- In homes where the head of household doesn't hold at least a high school diploma, nearly a quarter of children ages 2-19 in the house are obese. In homes with a bachelor's degree-holding parent, only about 10 percent of children are obese.
- Just 9 percent of people with a bachelor's degree are smokers. Nearly a third of people with a high school diploma or less are smokers. Overall, smoking rates declined in adults from 21 percent to 19 percent between 2009 and 2010.
- People who have a bachelor's degree or higher can expect to live, on average, about 9 years longer than people who don't have a high school diploma.
- The overall life expectancy increased from 76.8 years in 2000 to 78.1 years in 2008.
- The good news: between 2000 and 2008, the death rates from heart disease (26 percent change), cancer (12 percent change), stroke (33 percent change), and diabetes (12 percent change) declined.
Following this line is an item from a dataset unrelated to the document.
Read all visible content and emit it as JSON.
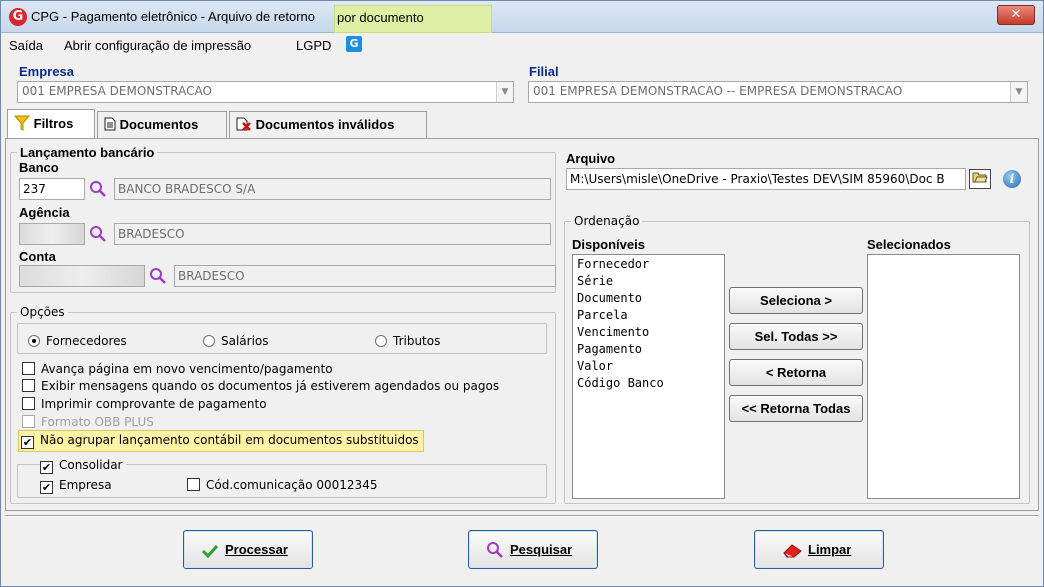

The death rate from unintentional injuries increased 10 percent.
- The obesity rate increased from 33.9 percent in 2008 to 35.9 percent in 2010. Obesity rates for children between the ages of 6 and 11 declined from 19.6 to 18 percent during the same time period.
- A quarter of people between the ages of 18 and 44 haven't been to the doctor in the last year.
- Nearly 1-in-5 people (18.2 percent) under the age of 65 was uninsured in 2010, a four percent increase from 2009.
- More than a quarter of people (27.1 percent) between the ages of 18 and 44 were uninsured in 2010, a 5 percent increase from 2009.
- About 15 percent of people said they have delayed medical care due to cost over the past year.
- The number of children on Medicaid increased from 20 percent in 2000 to 36 percent in 2010. During the same time, the percentage of children who had private health insurance declined from 67 percent to 54 percent.
Jason Koebler is a science and technology reporter for U.S. News & World Report. You can follow him on Twitter or reach him at firstname.lastname@example.org